There can be few moments spent with Nature that are more a privilege than to be present when a monarch butterfly emerges from the pupa.
The adults will play in the garden and sample from your wide palette of nectar sources. Depending on the timepoint in their season, they might mate and beget more caterpillars. The milkweed plants are tough and recover well enough to feed another brood. As the days grow shorter, your monarchs leave your garden with travel plans for Mexico. Over the next few to several weeks, the monarchs all across the eastern seaboard will follow the same flight path.
I arrived at Wide Sky Farm near Buffalo Gap in Augusta County five years ago. The house was surrounded by six or so acres of woods. I had that timbered the winter of 2014. Since then, I have wrangled brambles, nuked invasives, and brush cut the area with a 6” blade on the end of a weed eater shaft. It hasn’t always been an aesthetically pleasing process. My neighbors have had more graphic descriptions. Two years ago, in 2016, my injuries and physical therapy sessions began to pay dividends. The monarchs found my meadows on their journey to the south.
Last year, I noticed that the monarchs began migrating September 19. They came in waves, settling on the meadow flowers and clinging there for long minutes before rising up and heading south again. This year, migration began on September 18, but was rather halting due to the many and various storms we’ve had in the area. Friday morning, September 28, the drizzle and fog cleared by 11:30 in the morning. I began counting the monarchs. By 1:00 PM, I had numbered 200 and quit counting. On the successive days, I reached 200 in an hour’s time. Wide Sky Farm is situated well for a flyway with long views to the north and south. In just a few years’ time, the monarchs have made this place a waystation.
The three flowers I have in abundance are: Calico Aster (Symphyotrichum laterifolium), Frost Aster (S. pilosum), and Goldenrod (Solidago canadensis & spp.). I didn’t plant any of those; the native seedbank here gave rise to the meadow flowers once I eliminated the competition. As you plant your own gardens, keep in mind that while milkweeds produce the next generations of monarch butterflies, the native asters and goldenrods are the fuel that takes them home for the winter.
Programs originally scheduled through April 30 have been cancelled.
February 2019 Program "Run On/Run Off-Protect Your Property and Streams", by David Bryer and Phyllis Fevrier
Run On/Run-off- Protect Your Property and Your Streams: Managing Mother Nature's rainfall, too much or too little, can be challenging. The Rain Garden presentation will discuss how to make mother nature work for you. Rain Gardens are designed to handle fluctuations in precipitation, all the while protecting Virginia's waterways and making your personal ecospace a better place to live. The presentation will cover rain garden siting, designing, building, planting and maintaining and whether one is right for you. Definition of a rain garden- natural or manmade shallow depression that temporarily holds water runoff. The water is then absorbed by plants and infiltrates into groundwater in a controlled manner. This version of storm water management helps improve water quality. Click Here for the program slides.

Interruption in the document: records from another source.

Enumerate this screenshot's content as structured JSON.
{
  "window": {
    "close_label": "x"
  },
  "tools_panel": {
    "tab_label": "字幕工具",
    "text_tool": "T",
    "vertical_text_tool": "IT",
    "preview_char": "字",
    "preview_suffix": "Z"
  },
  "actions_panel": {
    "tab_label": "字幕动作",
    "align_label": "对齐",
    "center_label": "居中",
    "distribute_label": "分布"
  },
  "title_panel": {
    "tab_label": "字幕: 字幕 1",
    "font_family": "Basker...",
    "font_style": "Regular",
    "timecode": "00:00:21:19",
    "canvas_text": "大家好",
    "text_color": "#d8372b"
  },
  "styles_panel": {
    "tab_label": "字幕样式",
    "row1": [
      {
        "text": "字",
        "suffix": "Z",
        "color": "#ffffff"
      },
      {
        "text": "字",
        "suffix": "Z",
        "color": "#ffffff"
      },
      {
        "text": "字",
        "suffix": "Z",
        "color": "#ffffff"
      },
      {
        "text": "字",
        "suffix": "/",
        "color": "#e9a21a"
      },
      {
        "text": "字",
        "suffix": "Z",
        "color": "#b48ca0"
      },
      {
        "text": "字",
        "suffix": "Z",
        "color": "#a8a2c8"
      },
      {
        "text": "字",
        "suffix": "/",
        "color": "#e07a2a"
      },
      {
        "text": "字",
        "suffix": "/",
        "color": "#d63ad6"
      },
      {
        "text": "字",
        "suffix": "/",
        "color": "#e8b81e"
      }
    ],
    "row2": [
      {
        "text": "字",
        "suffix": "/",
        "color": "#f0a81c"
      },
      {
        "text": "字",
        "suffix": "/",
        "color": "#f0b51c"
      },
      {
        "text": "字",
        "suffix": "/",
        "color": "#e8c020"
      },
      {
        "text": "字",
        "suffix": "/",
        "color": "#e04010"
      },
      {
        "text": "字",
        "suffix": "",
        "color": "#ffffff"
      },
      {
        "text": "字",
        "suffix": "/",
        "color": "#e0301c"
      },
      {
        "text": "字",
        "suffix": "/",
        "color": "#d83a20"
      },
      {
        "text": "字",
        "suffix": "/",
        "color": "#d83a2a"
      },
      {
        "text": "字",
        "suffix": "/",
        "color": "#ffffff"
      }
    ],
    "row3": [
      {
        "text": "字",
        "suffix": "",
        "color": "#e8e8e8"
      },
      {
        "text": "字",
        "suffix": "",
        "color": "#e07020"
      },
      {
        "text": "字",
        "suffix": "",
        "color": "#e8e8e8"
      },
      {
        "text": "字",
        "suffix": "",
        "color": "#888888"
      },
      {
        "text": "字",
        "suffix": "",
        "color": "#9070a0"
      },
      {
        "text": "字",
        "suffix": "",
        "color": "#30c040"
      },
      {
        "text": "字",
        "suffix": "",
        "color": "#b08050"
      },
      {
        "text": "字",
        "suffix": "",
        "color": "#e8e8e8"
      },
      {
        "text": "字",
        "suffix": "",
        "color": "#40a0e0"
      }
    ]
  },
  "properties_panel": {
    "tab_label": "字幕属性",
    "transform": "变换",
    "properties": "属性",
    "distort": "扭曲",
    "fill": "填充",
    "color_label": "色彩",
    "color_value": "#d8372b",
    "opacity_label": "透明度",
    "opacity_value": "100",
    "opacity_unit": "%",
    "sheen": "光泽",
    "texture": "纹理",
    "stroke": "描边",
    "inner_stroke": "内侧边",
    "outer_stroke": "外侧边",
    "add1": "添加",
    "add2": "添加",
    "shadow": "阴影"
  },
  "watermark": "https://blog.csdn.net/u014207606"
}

April 2019 Program "Creating Habitat and Food Sources for Monarch Butterflies", by Anita Tuttle
June 2019 Program: "Hill House Farm and Nursery"
Hosted by Janet Davis
June 27, 7 pm in the Piovano Room at the Rockbridge Main Library
Hill House Farm and Nursery website: www.hillhousenativeplants.com
Continuing Education Opportunities/Area Gardening Events:
(Local opportunities in a larger font and Bold)
Continuing education opportunities originally scheduled through April 30 have been cancelled.